Are new outer suburban homes getting smaller?

There was a flurry of almost salacious excitement in the media at the end of last year when an ABS study found that Australians have the largest homes in the world. Worse, it found Victorians have the biggest homes in the country.

The Age reported that houses and apartments in Australia are bigger than those in the United States, which has traditionally had the most spacious homes:

“While Australian home sizes have risen 10 per cent over the past decade, research shows sizes of new American homes have fallen from a peak of 212 square metres to 201.5 square metres”.

Now property group Oliver Hume has thrown some new light on home sizes in Melbourne. They say that excluding Melbourne’s west, the median size of homes in the other five growth areas actually fell slightly over the last three years.

The largest absolute fall was in Cardinia, where the median home size fell from 267 sq m to 209 sq m, or by 57 sq m. Home sizes also fell in Casey, Hume and Whittlesea but increased in Wyndham and Melton. This does not, however, indicate an across-the-board change in preferences toward smaller houses.

According to Oliver Hume’s research manager, Mr Andrew Perkins, much of the drop in house size can be attributed to the increase in the number of first home buyers in the 2007-2008 period, when they accounted for an unprecedented 70% of all sales across the growth areas.

“These houses are generally smaller homes as they house singles or small families and affordability is paramount,” Mr Perkins said. He said home sizes shrank in late 2009 when the Global Financial Crisis was easing but have not yet rebounded to the 2006 levels.

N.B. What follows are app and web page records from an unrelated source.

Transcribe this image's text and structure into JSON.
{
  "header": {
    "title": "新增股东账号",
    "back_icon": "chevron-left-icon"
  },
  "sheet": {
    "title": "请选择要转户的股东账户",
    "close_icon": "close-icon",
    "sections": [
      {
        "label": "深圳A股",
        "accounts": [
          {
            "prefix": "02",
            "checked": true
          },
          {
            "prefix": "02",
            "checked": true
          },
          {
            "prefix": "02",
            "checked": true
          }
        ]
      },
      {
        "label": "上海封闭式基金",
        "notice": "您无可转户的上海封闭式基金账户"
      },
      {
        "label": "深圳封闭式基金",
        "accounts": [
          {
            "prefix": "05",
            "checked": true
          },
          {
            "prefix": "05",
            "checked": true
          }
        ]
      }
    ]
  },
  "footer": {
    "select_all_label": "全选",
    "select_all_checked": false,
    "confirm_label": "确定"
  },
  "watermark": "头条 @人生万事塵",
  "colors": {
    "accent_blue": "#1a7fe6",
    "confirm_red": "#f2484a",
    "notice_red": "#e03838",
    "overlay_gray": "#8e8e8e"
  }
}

However at the same time as the median size fell, median house and land prices rose substantially in all growth areas, from $305,000 to $390,000. Wyndham’s median price increased 61% to $445,000, reflecting its attractiveness for second and subsequent home buyers. Wyndham is notable as an area where the median size of homes actually increased.

Oliver Hume Director Mr Paul Ciprian predicted that house sizes would stabilize as the benefit from State and Federal first home owner assistance schemes diminished. He said people would forgo land size in order to maintain affordability without compromising on house size. “On that basis”, he said, “the scales will tilt back to the 2006 sizes and builders will accommodate houses on blocks down from 580 sq m to 470 sq m.”

There are a number of implications. First, the current decline in lot sizes seems to be primarily a response to affordability rather than a permanent change in preferences towards smaller lots. Second, the share of commencements in the established suburbs is likely to increase as demand from first home buyers in the growth areas falls away, boosting the Government’s compact city achievements. Third, the data underlines the importance of looking at the composition of housing indicators in order to understand fully what is happening.

3 Comments on “Are new outer suburban homes getting smaller?”

  1. TomD says:

    Think the original claim that the average Australian home size was larger was almost certainly all about the ‘averaging’ involved.

    The largest homes in the USA are virtually obscenely so. Way beyond the notion of a simple McMansion!

    What would be affecting the averaging outcomes (and any overall international comparisons) at the other end would be the extraordinary levels of poverty found in the hundreds of thousands – if not millions – of Americans living in nothing larger than structures looking more like an Australian semi-trailer container than a house. ‘Trailer’ homes as they are called …

  2. […] market. Consumers are responding to rising prices by downsizing – mainly smaller lots, but dwelling sizes are also showing signs they may be […]

  3. […] course not all homes on the fringe are super-sized. As I noted here, average dwelling size has fallen over the least three years in all Melbourne’s Growth Areas […]

Leave a Reply

Fill in your details below or click an icon to log in: Logo

You are commenting using your account. Log Out /  Change )

Twitter picture

You are commenting using your Twitter account. Log Out /  Change )

Facebook photo

You are commenting using your Facebook account. Log Out /  Change )

Connecting to %s